Leonard Ip writes (translated from the Chinese by Jeremy Lee)
The British piano wunderkind Benjamin Grosvenor, now only 22, came to Hong Kong in February to play the Britten Piano Concerto with the Hong Kong Sinfonietta. Music lovers who have missed the concert (including me) need not despair—go to the shops and buy this disc, it’s too good to pass up!
This “Dances” album is Grosvenor’s third disc for Decca (before his contract with Decca he produced his own album “This and That”). As the piano expert Mark Ainley points out in the booklet notes, in 1909 Busoni wrote a letter to his student Egon Petri telling him to play a programme revolving around the theme “Dances” and consisting of both original pieces and transcriptions. Taking this idea, Grosvenor played such a recital in 2012 and devoted it to tape in July last year. As a listener, Grosvenor’s breadth of knowledge of the piano repertoire is of course greatly impressive, and the same can be said for his innovative choice of pieces: Bach’s Partita No. 4, two Chopin Polonaises (Op. 22 and 44), Scirabin’s Waltz and three Mazurkas (Op. 3/6, 4, 9), Granados’ Valses poeticos, Schulz-Evler’s Blue Danube transcription, Godowsky’s Albeniz Tango transcription, and ending with Morton Gould’s Boogie-Woogie Etude. Why do young and inexperience pianists have to play overplayed warhorses like Pictures at an Exhibition all the time? Besides, if they know that they have not reached artistic maturity, there’s no use forcing them to play “deep” pieces—they’re biting off more than they can chew.
Grosvenor seems to understand this principle, and the pieces he has hitherto chosen to play are very suited to his ability. In high-quality works of music the virtuosic element in Romantic music is not only used to show off technique: it also displays the spirit of free expression and imaginativeness in both the composer and the artist. Grosvenor undoubtedly has a great technique, but what he has in addition to that is a style that is at once freewheeling and full of life, and in this kind of music he soars. The Chopin Op. 22 Polonaise, Schulz-Evler Blue Danube and Boogie-Woogie Etude all bloom with color like a display of fireworks under Grosvenor’s hands, due to Grosvenor’s boundless palate of touch and flexible phrasing as well as his intricate weaving between lines. Any less imagination and technique and this sort of effect would hardly be created at all.

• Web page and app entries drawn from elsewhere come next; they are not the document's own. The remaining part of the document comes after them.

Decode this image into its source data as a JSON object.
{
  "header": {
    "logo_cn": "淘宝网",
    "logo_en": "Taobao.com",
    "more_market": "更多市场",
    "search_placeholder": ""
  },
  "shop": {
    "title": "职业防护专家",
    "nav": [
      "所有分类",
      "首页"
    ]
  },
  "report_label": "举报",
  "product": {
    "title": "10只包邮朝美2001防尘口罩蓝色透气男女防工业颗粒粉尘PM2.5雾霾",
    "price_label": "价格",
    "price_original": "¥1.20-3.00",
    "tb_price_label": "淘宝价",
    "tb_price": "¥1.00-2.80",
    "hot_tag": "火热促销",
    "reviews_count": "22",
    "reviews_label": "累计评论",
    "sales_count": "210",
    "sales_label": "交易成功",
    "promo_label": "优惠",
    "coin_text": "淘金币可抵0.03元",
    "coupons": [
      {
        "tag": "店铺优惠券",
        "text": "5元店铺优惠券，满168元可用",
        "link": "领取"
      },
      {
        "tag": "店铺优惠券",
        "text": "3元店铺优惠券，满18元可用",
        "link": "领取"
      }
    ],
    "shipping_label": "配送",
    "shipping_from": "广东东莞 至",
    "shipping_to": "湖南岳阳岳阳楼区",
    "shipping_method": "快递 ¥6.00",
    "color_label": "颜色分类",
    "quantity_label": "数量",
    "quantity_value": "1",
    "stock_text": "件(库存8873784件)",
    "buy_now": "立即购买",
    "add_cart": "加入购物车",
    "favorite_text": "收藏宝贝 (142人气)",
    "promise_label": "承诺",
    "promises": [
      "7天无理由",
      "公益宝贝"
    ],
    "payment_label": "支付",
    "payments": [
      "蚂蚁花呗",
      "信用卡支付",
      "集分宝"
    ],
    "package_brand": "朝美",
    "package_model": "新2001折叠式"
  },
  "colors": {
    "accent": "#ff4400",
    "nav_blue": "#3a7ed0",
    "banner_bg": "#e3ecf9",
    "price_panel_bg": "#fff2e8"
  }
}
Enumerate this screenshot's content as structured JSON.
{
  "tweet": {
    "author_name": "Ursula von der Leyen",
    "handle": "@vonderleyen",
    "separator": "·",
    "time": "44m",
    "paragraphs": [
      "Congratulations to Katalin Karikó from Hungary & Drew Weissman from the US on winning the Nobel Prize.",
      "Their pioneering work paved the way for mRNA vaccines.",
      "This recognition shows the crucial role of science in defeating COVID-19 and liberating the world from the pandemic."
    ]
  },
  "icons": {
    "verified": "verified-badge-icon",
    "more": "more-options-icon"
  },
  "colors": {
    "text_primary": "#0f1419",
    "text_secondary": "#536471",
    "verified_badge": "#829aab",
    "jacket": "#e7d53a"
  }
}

In Scriabin’s early “Chopinesque” Mazurkas and Granados’ light and blithe 8 Valses Poeticos (none of which exceeds 2 minutes), Grosvenor’s vivid imagination couldn’t suit the music better. The Op. 3/6 mazurka’s starting top F sharps glitter like will-o’-the-wisps, and the contrast he gives to the articulation in the left-hand melody, not to mention the flexible pulse, is impeccably judged, imbuing the piece with a truly mercurial “scherzando” character. Granados’ small pieces contain unbelievably beautiful melodies, and they emerge under Grovenors’ hands as eight refreshing and delightful palate-cleansers that are utterly charming. Towards the more densely textured Godowsky-Albeniz and Scriabin Waltz, Grosvenor opts for a more restrained use of pedal and brief yet forceful phrasing that prevents the textures from becoming too thick, leaving me with a clean yet elegant impression.
I believe whether Grosvenor’s playful style is suited to the restrained elegance of Bach or the austere grandeur of Chopin’s Op. 44 Polonaise will always be a matter of debate. I am inclined to feel that, since Bach’s Partitas (at least the 4th) stem from the style of court dances of that period, Grosvenor has a valid reason to play up the work’s dance-like elements in place of rigorousness—at least I find it enchanting. (Pianists such as Hewitt and Perahia who manage to encompass the whole stylistic spectrum are once in a blue moon.) But the Chopin Polonaise, subtitled “Tragic”, is a different case in that for it to really move (rather than impress) a tremendous strength of personality is called for—tragedy, more often than not, comes only at the price of experience. Think of how Horowitz or Rubinstein moved you with this piece (or even Pogorelich, whose recording for me is a peculiar success), and Grosvenor’s rendition can seem just a little “smart”. Grosvenor also recorded Liszt’s Gnomenreigen—which, unfortunately, is only included in the iTunes album and not the CD. Grosvenor, like a magician, brings the gnome in the paper vividly to life.
Decca’s full-bodied, moist recording is exemplary, and the airiness of the recording surely assists Grosvenor’s delicate touch. In sum, Grosvenor is a rare talent, and even if I have some reservations for his Bach and Chopin it only shows that a colossal star is in the making. Piano mavens please hear this recording yourself.
- Album name: Dances
- Performers: Benjamin Grosvenor (piano)
- Label: Decca 478 5334
- Sonics: Stereo DDD
- Total playing time: 1:20:09